Each line from the one with "Extract the structured" through the last line of the records must be output exactly, both ends included.

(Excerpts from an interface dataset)

◇ ◇ ◇

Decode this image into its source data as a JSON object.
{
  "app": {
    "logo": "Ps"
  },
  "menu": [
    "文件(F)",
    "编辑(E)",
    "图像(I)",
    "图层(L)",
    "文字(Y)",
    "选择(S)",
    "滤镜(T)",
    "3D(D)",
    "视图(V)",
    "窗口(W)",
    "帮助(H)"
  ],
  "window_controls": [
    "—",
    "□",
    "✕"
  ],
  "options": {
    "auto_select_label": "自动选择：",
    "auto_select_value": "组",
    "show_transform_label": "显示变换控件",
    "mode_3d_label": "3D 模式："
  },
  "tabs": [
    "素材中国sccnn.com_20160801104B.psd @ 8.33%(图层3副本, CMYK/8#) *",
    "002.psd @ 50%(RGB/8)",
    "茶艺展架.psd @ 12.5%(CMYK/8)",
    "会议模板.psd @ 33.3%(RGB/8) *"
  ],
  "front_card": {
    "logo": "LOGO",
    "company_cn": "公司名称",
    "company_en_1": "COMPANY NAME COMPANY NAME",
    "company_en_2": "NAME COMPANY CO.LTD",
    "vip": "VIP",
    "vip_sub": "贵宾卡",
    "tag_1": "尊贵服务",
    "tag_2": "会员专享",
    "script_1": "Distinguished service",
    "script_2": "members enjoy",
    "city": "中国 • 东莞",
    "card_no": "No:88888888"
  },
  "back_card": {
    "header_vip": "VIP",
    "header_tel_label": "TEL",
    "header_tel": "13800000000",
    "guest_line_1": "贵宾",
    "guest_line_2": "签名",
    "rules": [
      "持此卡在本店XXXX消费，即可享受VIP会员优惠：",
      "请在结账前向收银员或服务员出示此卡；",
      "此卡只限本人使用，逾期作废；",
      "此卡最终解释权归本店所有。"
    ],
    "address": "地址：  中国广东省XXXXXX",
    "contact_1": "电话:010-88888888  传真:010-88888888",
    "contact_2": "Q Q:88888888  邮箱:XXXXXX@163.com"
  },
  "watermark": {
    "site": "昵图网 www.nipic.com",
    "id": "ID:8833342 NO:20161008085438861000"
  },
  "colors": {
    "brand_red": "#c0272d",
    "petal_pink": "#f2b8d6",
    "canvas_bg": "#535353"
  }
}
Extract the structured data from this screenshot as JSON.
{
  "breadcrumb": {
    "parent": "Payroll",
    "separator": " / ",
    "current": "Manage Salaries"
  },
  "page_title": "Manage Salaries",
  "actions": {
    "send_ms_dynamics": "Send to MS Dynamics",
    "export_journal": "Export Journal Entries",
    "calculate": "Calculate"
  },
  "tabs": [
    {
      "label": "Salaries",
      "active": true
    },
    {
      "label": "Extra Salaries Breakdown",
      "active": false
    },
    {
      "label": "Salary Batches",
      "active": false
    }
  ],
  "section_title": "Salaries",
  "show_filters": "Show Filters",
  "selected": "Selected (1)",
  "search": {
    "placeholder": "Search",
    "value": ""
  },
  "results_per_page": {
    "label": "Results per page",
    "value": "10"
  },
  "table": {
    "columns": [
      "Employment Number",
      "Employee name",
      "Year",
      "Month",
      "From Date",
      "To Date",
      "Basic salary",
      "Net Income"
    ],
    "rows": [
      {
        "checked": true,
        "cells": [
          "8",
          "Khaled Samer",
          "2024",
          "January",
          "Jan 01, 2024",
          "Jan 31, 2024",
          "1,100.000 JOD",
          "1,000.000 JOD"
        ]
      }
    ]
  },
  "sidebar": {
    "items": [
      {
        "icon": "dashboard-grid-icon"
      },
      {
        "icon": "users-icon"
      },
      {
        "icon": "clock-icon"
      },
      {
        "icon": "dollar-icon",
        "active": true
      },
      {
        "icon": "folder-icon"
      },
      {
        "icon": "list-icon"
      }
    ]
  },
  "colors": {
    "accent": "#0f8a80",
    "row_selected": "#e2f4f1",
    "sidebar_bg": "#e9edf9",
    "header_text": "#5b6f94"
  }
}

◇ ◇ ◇

(EXERCISE ANSWER)
Extract the structured data from this screenshot as JSON.
{
  "breadcrumb": {
    "parent": "Payroll",
    "separator": " / ",
    "current": "Manage Salaries"
  },
  "page_title": "Manage Salaries",
  "actions": {
    "send_ms_dynamics": "Send to MS Dynamics",
    "export_journal": "Export Journal Entries",
    "calculate": "Calculate"
  },
  "tabs": [
    {
      "label": "Salaries",
      "active": true
    },
    {
      "label": "Extra Salaries Breakdown",
      "active": false
    },
    {
      "label": "Salary Batches",
      "active": false
    }
  ],
  "section_title": "Salaries",
  "show_filters": "Show Filters",
  "selected": "Selected (1)",
  "search": {
    "placeholder": "Search",
    "value": ""
  },
  "results_per_page": {
    "label": "Results per page",
    "value": "10"
  },
  "table": {
    "columns": [
      "Employment Number",
      "Employee name",
      "Year",
      "Month",
      "From Date",
      "To Date",
      "Basic salary",
      "Net Income"
    ],
    "rows": [
      {
        "checked": true,
        "cells": [
          "8",
          "Khaled Samer",
          "2024",
          "January",
          "Jan 01, 2024",
          "Jan 31, 2024",
          "1,100.000 JOD",
          "1,000.000 JOD"
        ]
      }
    ]
  },
  "sidebar": {
    "items": [
      {
        "icon": "dashboard-grid-icon"
      },
      {
        "icon": "users-icon"
      },
      {
        "icon": "clock-icon"
      },
      {
        "icon": "dollar-icon",
        "active": true
      },
      {
        "icon": "folder-icon"
      },
      {
        "icon": "list-icon"
      }
    ]
  },
  "colors": {
    "accent": "#0f8a80",
    "row_selected": "#e2f4f1",
    "sidebar_bg": "#e9edf9",
    "header_text": "#5b6f94"
  }
}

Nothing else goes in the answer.